We moderate comments. Our goal is to provide substantive commentary for a general readership. By screening submissions, we provide a space where readers can share intelligent and informed commentary that enhances the quality of our news and information.
While most comments will be posted if they are on-topic and not abusive, moderating decisions are subjective. We will make them as carefully and consistently as we can. Because of the volume of reader comments, we cannot review individual moderation decisions with readers.
We value thoughtful comments representing a range of views that make their point quickly and politely. We make an effort to protect discussions from repeated comments either by the same reader or different readers.
We follow the same standards for taste as the daily newspaper.

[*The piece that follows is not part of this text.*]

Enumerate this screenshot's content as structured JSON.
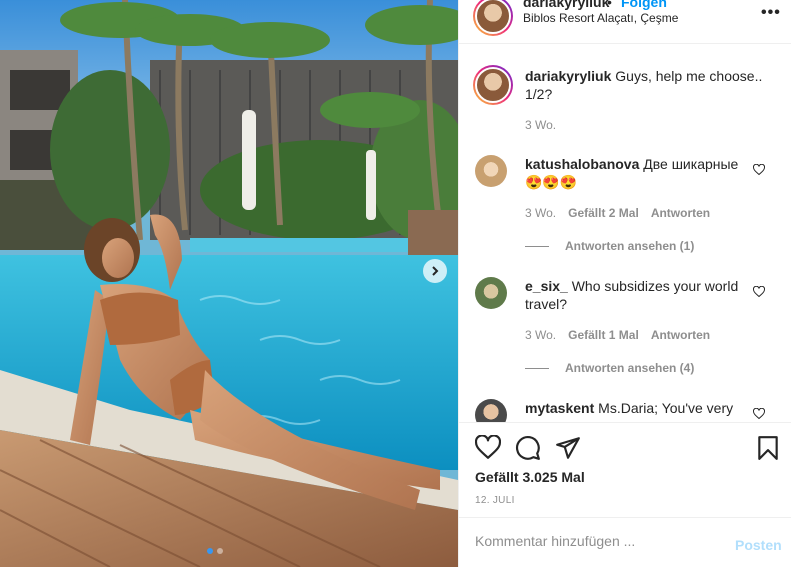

A few things we won't tolerate: personal attacks, obscenity, vulgarity, profanity (including expletives and letters followed by dashes), commercial promotion, impersonations, incoherence, proselytizing and SHOUTING. Don't include URLs to Web sites.
We do not edit comments. They are either approved or deleted. We reserve the right to edit a comment that is quoted or excerpted in an article. In this case, we may fix spelling and punctuation.
We welcome strong opinions and criticism of our work, but we don't want comments to become bogged down with discussions of our policies and we will moderate accordingly.
We appreciate it when readers and people quoted in articles or blog posts point out errors of fact or emphasis and will investigate all assertions. But these suggestions should be sent via e-mail. To avoid distracting other readers, we won't publish comments that suggest a correction. Instead, corrections will be made in a blog post or in an article.
- Birdhouse welcomes purple martin pair
- Bridgeville has connection to global report about urban development
- South Fayette, Chartiers Valley schools lead security trend
- Pittsburgh Combat Club offers defensive training
- Bower Hill Road a source of concern
- South Fayette car wash, cookout benefit feline organization